In the course of the summer (1580), Leicester left his retirement and returned to Court. It was understood that though still not liking the French match, he would in future offer no opposition to the queen's wishes; and on these terms he induced Philip also to make his peace with her Majesty. We find him, accordingly, again in London before the autumn. Two of the longest private letters from his pen may be referred to this period. They are addressed to his brother Robert Sidney, who afterwards became Lord Leicester. This young man was then upon his travels, spending more money than his father's distressed circumstances could well afford. Philip sent him supplies, using language of great delicacy and warm brotherly affection: “For the money you have received, assure yourself (for it is true) there is nothing I spend so pleaseth me, as that which is for you. If ever I have ability, you will find it; if not, yet shall not any brother living be better beloved than you of me.” “For £200 a year, assure yourself, if the estates of England remain, you shall not fail of it; use it to your best profit.” Where Philip found the money may be wondered; but that he gave it with good grace is unquestionable. Probably he received more from the queen in allowances than we are aware of; for he ranked among the favoured courtiers then known as “pensioners.” As was the fashion of those times, he lectured his brother somewhat pompously on how to use the opportunities of the grand tour. Robert was constantly to observe the “virtue, passion, and vices” of the foreign countries through which he travelled.

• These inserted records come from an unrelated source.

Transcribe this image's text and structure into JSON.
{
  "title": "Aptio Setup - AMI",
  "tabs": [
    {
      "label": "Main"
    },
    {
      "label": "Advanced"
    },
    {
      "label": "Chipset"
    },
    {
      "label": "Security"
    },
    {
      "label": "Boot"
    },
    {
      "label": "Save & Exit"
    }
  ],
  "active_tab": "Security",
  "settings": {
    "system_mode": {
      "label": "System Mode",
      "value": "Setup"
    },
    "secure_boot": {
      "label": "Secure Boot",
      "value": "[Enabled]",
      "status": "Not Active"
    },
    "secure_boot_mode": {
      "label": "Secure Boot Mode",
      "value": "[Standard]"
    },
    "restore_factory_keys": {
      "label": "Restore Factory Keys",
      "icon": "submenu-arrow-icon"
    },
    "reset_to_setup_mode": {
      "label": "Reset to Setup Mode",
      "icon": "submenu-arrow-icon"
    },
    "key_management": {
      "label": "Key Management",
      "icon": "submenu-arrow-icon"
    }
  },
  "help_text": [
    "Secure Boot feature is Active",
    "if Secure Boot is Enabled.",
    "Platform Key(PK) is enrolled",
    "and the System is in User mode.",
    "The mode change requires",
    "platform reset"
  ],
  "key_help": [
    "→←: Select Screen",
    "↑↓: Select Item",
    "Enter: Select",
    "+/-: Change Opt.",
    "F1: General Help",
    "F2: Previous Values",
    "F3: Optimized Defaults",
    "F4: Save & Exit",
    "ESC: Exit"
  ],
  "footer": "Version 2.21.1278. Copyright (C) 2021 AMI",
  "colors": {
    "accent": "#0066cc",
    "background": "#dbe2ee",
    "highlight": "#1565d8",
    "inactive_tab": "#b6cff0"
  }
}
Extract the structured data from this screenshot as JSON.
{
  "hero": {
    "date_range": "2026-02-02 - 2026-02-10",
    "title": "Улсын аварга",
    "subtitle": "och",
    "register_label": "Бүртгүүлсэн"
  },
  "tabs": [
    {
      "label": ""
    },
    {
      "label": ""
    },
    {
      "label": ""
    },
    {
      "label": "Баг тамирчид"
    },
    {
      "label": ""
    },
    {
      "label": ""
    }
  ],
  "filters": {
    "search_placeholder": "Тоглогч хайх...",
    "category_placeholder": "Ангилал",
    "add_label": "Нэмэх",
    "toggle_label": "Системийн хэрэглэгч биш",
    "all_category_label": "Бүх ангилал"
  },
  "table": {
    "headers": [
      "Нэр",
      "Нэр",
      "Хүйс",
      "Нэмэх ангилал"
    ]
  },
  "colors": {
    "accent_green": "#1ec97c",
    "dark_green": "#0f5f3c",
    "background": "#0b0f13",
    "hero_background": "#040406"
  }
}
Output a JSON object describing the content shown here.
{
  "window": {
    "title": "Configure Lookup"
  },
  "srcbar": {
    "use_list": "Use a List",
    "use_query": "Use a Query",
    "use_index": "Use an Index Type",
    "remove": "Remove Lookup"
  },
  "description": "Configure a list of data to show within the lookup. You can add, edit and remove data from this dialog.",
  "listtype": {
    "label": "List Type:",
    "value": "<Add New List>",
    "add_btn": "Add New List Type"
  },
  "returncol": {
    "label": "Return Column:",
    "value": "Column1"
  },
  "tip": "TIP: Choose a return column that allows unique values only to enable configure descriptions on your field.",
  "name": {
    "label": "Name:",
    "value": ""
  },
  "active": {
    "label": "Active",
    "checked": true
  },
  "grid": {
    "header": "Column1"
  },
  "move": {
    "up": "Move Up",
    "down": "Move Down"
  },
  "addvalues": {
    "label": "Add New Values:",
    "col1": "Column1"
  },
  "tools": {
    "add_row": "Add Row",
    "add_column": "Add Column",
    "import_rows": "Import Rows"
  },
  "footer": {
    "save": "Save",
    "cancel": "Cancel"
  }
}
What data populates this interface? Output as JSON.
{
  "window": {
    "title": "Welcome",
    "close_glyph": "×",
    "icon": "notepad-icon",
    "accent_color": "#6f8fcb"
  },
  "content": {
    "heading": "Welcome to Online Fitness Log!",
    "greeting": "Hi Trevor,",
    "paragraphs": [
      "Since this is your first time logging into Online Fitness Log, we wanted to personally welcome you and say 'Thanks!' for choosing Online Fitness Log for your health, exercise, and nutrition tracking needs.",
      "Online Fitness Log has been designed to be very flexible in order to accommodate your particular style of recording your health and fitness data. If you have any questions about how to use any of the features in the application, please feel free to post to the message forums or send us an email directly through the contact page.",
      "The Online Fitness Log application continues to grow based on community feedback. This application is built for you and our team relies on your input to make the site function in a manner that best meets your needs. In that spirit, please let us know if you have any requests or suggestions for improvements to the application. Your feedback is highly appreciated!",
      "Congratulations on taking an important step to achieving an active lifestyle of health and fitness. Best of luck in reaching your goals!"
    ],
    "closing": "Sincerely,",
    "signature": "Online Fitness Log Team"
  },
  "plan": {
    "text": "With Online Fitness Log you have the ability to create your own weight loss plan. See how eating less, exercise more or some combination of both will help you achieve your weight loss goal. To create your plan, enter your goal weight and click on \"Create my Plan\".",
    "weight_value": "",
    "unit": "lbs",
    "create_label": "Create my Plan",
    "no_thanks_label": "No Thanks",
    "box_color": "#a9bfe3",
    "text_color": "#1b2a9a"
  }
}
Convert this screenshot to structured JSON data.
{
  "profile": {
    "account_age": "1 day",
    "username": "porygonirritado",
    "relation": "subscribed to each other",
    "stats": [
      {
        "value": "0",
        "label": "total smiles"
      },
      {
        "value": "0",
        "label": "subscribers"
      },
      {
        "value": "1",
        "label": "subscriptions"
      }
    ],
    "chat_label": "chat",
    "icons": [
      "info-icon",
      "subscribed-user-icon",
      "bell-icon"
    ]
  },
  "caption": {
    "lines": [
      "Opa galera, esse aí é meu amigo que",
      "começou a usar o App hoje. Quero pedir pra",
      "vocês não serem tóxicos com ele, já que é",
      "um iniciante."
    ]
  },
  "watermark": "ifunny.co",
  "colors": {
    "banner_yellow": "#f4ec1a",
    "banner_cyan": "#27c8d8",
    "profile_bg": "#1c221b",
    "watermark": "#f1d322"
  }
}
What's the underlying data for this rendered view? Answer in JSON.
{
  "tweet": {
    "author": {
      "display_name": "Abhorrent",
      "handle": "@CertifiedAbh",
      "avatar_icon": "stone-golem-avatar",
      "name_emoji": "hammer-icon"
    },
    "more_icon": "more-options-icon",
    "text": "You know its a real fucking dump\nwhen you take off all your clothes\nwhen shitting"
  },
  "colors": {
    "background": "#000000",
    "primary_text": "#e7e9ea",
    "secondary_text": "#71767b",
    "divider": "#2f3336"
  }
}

“Even in the Kingdom of China, which is almost as far as the Antipodes from us, their good laws and customs are to be learned ; but to know their riches and power is of little purpose for us, since that can neither advance nor hinder us. But in our neighbouring countries, both these things are to be marked, as well the latter, which contain things for themselves, as the former, which seek to know both those, and how their riches and power may be to us avail. able, or otherwise. The countries fittest for both these are those you are going into. France is above all other most needful for us to mark, especially in the former kind; next is Spain and the Low Countries; then Germany, which in my opinion excels all others as much in the latter consideration, as the other doth in the former, yet neither are void of neither; for as Germany, methinks, doth excel in good laws, and well administering of justice, so are we likewise to consider in it the many princes with whom we may have league, the places of trade, and means to draw both soldiers and furniture thence in time of need. So on the other side, as in France and Spain, we are principally to mark how they stand towards us both in power and in.

« ZurückWeiter »